Electric avenue: Ford’s Focus Electric looks almost exactly like the regular Focus, minus the tailpipe.
Ford is preparing for an era when choosing whether a new car is powered by gas, electricity, or both is as simple as choosing its color is.
All future models from the automaker will be designed so that they can be produced with gas, electric, or hybrid drivetrains, a strategy embodied by the Ford Focus Electric, made available for the first press test drives last week. While GM and Nissan designed their first all-electric mass production cars from scratch, Ford is essentially using a 2010 design with the gas guts switched for electric ones.

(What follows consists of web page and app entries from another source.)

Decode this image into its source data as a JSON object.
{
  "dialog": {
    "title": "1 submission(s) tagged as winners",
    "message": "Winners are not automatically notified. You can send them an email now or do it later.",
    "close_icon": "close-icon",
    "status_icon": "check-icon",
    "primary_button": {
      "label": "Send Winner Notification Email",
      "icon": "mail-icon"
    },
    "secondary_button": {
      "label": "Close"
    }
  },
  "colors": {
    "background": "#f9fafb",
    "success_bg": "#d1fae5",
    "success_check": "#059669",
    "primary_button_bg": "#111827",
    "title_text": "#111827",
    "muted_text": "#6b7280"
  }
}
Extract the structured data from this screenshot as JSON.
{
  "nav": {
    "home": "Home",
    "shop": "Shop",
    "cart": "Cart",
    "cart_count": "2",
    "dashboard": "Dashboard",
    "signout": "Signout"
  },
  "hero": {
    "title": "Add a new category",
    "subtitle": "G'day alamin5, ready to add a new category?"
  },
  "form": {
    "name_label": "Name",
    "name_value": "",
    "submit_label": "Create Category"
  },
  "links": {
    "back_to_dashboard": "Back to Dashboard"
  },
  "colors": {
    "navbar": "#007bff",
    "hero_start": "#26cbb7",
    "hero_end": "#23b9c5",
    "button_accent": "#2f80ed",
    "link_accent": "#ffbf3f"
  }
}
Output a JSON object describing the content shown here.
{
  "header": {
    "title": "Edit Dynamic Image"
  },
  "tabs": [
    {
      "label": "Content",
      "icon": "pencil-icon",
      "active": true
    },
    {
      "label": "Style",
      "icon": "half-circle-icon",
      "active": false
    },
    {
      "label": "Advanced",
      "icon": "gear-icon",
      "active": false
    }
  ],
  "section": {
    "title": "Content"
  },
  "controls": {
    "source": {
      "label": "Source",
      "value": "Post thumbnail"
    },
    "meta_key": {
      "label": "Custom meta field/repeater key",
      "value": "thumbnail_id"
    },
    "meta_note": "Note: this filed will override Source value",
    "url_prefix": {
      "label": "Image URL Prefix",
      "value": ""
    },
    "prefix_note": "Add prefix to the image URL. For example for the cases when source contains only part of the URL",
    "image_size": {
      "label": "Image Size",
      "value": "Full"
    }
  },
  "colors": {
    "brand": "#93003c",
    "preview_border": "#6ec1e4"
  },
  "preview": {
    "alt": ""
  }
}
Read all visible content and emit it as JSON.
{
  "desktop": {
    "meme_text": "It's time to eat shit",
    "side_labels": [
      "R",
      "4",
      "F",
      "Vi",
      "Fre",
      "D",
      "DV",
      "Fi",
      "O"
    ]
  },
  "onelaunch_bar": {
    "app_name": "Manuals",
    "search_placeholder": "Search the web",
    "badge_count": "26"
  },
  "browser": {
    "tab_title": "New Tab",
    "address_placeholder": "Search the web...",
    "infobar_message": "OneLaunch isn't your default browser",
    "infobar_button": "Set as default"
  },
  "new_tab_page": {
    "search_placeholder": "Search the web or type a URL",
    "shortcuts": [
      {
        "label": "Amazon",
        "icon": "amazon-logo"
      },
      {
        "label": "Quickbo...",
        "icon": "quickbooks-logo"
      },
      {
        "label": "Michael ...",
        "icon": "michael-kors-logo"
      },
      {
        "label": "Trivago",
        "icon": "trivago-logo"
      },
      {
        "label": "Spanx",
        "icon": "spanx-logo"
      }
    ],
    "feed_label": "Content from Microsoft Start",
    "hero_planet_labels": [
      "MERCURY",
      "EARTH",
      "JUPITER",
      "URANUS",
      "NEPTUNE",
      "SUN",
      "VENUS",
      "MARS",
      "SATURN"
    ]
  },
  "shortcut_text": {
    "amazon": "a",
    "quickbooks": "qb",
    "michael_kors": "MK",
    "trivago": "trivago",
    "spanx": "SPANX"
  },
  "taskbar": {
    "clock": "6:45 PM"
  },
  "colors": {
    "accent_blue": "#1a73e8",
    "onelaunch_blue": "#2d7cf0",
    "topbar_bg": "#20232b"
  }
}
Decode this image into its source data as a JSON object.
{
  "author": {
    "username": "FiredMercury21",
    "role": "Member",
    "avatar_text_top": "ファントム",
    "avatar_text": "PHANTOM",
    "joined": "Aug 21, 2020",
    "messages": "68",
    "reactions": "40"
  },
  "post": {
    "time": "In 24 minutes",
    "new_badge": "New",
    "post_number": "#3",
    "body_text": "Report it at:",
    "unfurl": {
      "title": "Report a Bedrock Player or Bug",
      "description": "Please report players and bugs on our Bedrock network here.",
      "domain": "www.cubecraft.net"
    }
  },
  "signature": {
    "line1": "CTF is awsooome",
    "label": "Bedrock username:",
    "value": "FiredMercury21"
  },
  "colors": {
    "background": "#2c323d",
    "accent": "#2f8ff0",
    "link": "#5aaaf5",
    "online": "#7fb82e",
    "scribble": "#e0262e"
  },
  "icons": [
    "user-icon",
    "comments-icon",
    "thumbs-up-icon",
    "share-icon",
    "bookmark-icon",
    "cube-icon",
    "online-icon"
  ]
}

That made strolling up to a Ford Focus in San Francisco last week slightly underwhelming: from the outside, the car looks familiar (unless you’re looking for the tailpipe). From the inside, though, in the driver’s seat, the Focus Electric is distinctive. I found it well-suited to San Francisco traffic, a game of real-life Frogger that rewards those who can quickly zip between lanes and enter gaps that open and close in an eyeblink. The eager response of the electric motor when I put my foot down was a big help, and all the more distinctive due to the near-silence, which also allowed me to hear more of what was happening around me.
The Focus Electric’s zip is something all-electric cars can offer. Electric motors can provide their full torque instantly, from any speed, while gas cars must rev up their engines before delivering extra torque to the wheels.
“We actually had to control the ramp-up on the torque to make it less immediate, more human,” Kevin Layden, Ford’s director of electrification programs and engineering, told me after the drive. Ford’s research revealed that drivers feel like they’re getting a responsive drive if there’s a lag of about 200 milliseconds or less between the accelerator being pressed and a jump in torque, Layden says. The Focus was adjusted to be less than 200 milliseconds.
The Focus Electric will become available in California, New Jersey, and New York in the next few months, and in a total of 19 states by the end of 2012. The price tag will be $39,200 before tax rebates or local adjustments.
The most critical questions about any electric vehicle cannot be answered by a test drive or a glance at its price, though. Ford—like others before it—faces the challenge of convincing people that a car able to travel 76 miles on a single charge (slightly better than the 73 miles offered by its nearest competitor, the Nissan Leaf) can meet their driving needs, and that the car is worth the higher upfront cost.